11/9/2015 DynaMed Plus Systematic Literature Surveillancehttp://www.dynamed.com/topics/dmp~AN~T116074/Sjogren-syndrome: Kuo CF, Grainge MJ, Valdes AM, et al. Familial aggregation of systemic lupus erythematosus and coaggregation of autoimmune diseases in affected families. JAMA Intern Med. 2015;175(9):1518-1526.
2/22/2017 DynaMed Plus Systematic Literature Surveillancehttp://www.dynamed.com/topics/dmp~AN~T116074/Sjogren-syndrome: Luciano N, Baldini, Tarantini G, et al. Ultrasonography of major salivary glands: a highly specific tool for distinguishing primary Sjögren's syndrome from undifferentiated connective tissue diseases. Rheumatology (Oxford). 2015;54(12):2198-2204.

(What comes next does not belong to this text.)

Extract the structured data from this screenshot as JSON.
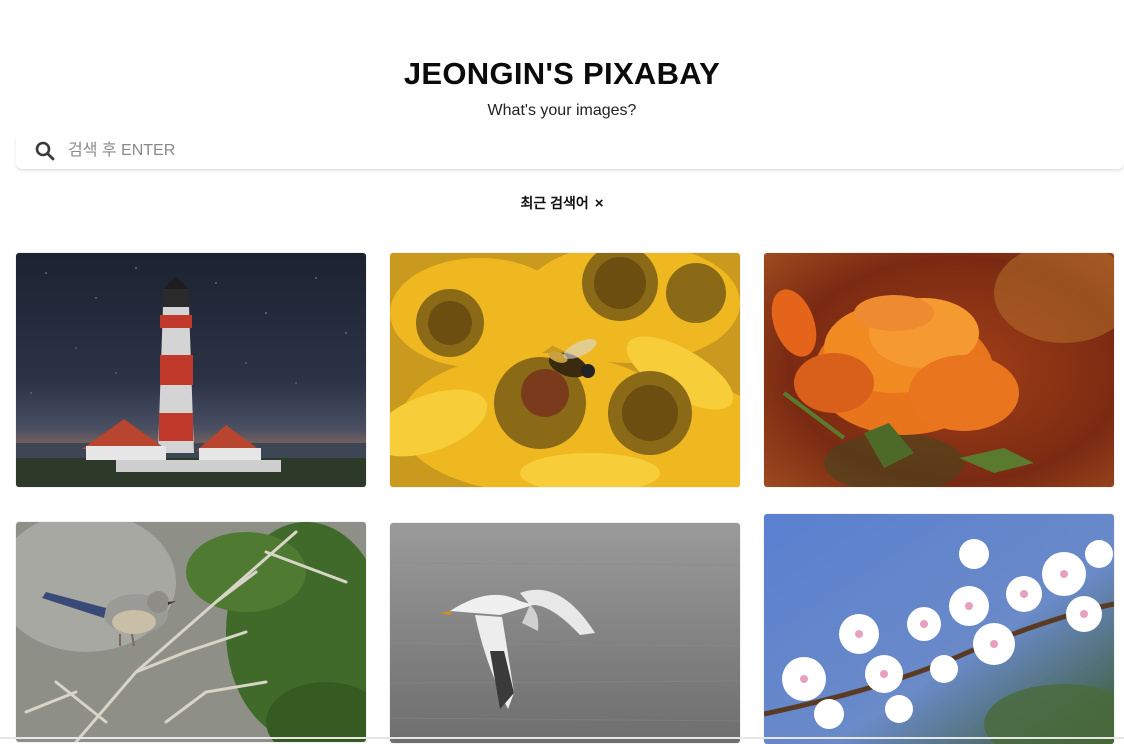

Last reviewed November 2018 by Kari Kassir, MD Last Updated: 2/22/2017